A detournment of Albrecht Durer’s Ercules inspired by the work of Fredy Perlman. Text from the poster version reads:
“Some say Durer was a communalist like many of the peasant rebels of his day, others an authoritarian of the worst stripe. While his work can support either of these seemingly contradictory stances, his profession of respected artist reconciles both nicely. It’s more likely Durer was opinionless on such matters, or at least his opinions often went to the highest bidder—which is worse? A renaming would seem in order.
VI VI VI

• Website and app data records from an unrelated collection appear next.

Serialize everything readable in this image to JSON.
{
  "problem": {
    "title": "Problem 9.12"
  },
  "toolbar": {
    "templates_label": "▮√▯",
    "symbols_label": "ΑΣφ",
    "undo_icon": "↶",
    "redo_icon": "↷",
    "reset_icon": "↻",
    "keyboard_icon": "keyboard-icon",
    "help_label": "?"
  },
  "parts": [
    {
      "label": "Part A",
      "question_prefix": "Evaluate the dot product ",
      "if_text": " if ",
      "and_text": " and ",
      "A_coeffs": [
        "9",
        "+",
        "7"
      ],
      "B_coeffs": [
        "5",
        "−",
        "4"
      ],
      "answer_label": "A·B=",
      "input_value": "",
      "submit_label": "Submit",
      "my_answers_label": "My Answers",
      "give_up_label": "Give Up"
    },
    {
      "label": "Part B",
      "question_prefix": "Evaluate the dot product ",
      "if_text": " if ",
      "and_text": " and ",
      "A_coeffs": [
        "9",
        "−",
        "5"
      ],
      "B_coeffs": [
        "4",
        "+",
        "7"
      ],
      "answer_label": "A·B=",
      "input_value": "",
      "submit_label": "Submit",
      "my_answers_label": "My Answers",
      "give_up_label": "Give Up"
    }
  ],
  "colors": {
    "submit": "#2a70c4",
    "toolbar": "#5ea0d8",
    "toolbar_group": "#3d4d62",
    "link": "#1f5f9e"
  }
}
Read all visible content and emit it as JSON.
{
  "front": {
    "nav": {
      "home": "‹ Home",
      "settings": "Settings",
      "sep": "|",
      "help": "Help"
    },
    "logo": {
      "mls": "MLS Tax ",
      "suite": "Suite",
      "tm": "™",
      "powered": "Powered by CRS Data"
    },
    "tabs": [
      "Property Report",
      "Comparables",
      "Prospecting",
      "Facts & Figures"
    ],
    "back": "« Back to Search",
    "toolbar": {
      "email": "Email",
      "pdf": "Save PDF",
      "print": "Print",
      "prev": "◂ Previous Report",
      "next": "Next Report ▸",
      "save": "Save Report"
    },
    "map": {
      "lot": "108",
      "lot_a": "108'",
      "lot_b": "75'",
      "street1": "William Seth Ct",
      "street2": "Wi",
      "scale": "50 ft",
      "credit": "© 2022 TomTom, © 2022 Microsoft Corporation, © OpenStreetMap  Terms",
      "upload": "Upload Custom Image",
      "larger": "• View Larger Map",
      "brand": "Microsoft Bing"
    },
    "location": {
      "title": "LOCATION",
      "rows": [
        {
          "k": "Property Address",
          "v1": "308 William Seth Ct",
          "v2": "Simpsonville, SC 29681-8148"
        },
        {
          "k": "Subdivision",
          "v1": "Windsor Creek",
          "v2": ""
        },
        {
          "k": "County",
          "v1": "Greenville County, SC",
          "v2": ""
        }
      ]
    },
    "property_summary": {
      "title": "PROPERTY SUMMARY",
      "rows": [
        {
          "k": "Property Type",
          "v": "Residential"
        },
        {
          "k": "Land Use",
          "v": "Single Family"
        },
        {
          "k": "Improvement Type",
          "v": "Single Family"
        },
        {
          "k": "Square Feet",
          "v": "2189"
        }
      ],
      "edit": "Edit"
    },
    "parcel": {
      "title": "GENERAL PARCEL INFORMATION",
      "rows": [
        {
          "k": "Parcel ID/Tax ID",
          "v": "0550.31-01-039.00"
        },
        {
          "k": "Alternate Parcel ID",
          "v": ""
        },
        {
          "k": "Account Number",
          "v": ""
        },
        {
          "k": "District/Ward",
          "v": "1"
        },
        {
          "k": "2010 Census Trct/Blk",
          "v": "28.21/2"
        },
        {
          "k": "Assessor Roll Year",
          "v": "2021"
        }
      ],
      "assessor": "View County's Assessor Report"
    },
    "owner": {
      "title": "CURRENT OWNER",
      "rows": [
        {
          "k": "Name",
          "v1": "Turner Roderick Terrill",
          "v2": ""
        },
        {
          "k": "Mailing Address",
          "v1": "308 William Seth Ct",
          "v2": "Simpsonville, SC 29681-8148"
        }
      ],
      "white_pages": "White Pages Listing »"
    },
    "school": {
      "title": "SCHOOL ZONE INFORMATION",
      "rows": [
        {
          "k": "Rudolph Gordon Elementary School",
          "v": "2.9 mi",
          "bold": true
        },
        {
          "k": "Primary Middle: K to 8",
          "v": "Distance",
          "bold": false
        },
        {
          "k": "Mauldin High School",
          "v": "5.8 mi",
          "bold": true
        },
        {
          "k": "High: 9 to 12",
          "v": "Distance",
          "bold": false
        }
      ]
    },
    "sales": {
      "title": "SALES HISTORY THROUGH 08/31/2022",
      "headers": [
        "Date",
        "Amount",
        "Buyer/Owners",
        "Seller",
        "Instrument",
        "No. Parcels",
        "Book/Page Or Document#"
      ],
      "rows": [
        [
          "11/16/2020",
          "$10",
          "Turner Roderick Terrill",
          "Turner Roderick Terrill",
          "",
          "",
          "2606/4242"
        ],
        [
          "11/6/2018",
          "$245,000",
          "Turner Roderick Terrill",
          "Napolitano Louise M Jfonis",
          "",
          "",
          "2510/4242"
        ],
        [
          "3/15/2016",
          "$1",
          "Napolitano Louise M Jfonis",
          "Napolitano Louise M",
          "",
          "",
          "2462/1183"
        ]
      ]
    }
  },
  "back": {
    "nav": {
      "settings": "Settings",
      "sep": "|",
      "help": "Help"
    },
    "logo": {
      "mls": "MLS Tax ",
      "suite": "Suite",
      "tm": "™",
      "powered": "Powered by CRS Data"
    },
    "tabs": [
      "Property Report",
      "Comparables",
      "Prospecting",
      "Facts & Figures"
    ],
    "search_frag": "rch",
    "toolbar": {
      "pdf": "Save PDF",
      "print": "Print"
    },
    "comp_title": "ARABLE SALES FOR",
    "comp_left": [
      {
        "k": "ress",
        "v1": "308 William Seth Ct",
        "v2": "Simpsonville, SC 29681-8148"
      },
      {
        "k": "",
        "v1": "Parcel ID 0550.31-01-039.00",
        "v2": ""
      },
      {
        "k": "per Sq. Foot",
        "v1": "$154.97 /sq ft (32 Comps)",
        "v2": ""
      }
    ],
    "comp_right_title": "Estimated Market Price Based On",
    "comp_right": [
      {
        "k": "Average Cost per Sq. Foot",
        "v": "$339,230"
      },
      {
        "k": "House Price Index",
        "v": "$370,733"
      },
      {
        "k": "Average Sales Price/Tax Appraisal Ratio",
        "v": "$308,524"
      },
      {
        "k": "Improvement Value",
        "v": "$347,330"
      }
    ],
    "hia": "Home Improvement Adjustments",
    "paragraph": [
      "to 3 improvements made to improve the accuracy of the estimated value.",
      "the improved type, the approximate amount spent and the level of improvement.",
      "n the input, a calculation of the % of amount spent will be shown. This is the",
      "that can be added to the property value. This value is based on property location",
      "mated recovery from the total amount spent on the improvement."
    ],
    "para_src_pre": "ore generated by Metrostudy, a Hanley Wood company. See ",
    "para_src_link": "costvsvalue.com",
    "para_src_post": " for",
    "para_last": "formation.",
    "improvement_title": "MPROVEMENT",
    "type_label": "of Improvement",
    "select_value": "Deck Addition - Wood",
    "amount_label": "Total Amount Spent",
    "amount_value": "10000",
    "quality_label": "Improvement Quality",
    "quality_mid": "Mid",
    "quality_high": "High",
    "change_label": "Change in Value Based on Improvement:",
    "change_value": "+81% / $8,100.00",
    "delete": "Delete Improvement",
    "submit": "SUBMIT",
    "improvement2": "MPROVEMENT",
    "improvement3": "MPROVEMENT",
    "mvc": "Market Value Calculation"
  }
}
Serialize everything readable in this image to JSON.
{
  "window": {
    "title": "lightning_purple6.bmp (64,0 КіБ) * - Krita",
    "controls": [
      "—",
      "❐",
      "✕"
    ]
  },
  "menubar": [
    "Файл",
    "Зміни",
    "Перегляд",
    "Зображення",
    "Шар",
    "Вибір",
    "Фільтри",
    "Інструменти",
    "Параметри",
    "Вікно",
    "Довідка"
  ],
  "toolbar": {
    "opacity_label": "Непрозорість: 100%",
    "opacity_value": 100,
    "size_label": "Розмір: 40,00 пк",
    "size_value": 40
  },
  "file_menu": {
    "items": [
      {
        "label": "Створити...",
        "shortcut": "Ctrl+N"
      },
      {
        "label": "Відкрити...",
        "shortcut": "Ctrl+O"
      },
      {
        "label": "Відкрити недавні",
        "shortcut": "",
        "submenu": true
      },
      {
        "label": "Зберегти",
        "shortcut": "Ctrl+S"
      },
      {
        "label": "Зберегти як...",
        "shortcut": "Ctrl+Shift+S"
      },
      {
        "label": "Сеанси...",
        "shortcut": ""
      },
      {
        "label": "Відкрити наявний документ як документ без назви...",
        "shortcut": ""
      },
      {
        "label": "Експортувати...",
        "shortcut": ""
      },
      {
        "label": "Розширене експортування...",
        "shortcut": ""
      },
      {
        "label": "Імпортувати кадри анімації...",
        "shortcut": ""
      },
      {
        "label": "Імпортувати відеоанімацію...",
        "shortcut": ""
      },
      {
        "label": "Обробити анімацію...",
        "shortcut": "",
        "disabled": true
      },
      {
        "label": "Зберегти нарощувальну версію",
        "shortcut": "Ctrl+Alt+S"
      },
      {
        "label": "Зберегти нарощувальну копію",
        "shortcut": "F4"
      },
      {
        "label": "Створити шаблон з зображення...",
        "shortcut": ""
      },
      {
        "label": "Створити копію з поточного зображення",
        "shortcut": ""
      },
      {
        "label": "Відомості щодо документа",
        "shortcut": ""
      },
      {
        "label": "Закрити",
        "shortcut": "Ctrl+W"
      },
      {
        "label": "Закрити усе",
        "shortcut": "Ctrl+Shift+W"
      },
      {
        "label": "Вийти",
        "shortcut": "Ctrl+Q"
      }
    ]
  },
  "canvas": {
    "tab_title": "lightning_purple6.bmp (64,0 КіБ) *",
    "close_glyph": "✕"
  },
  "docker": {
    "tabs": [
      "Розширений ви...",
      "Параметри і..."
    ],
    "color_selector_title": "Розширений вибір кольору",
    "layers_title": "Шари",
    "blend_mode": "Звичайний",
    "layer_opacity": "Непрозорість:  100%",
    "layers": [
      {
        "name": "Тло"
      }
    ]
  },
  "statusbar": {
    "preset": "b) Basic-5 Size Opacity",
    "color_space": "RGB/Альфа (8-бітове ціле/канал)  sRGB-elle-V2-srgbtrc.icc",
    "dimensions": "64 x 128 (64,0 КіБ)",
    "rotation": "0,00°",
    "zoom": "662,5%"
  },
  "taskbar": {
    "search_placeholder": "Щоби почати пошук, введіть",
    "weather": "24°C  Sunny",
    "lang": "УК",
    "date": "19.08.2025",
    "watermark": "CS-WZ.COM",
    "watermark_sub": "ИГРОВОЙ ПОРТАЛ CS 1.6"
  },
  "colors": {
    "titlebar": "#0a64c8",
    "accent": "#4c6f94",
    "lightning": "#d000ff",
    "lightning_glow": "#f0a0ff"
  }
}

The lion is christ/god: the son of death, condemner of life, consumer of worlds. The ship is commerce and the emerging merchant class. The manor stands for king and secular, militarized power, but also the city, that nascent open-air prison that future generations will think of as natural, as home. And knights, they are the epitome of good christians: as powerful as tanks, fair-skinned, clean and domestic even in their foreign wars, chaste even in their rapacious quest for plunder and land, as obidient and reliable as the broken horses they ride or the mechanical clocks of dominican monks. Yet, in this moment, the knights are impotent against our magical forces, our chaotic strength, our rebellious power. King, money, and god are small, far-off and unable to do anything other than watch their soldier be pressed into the earth—that great equalizer—and in this moment, if only for a moment, this beautiful moment! anarchy reigns.”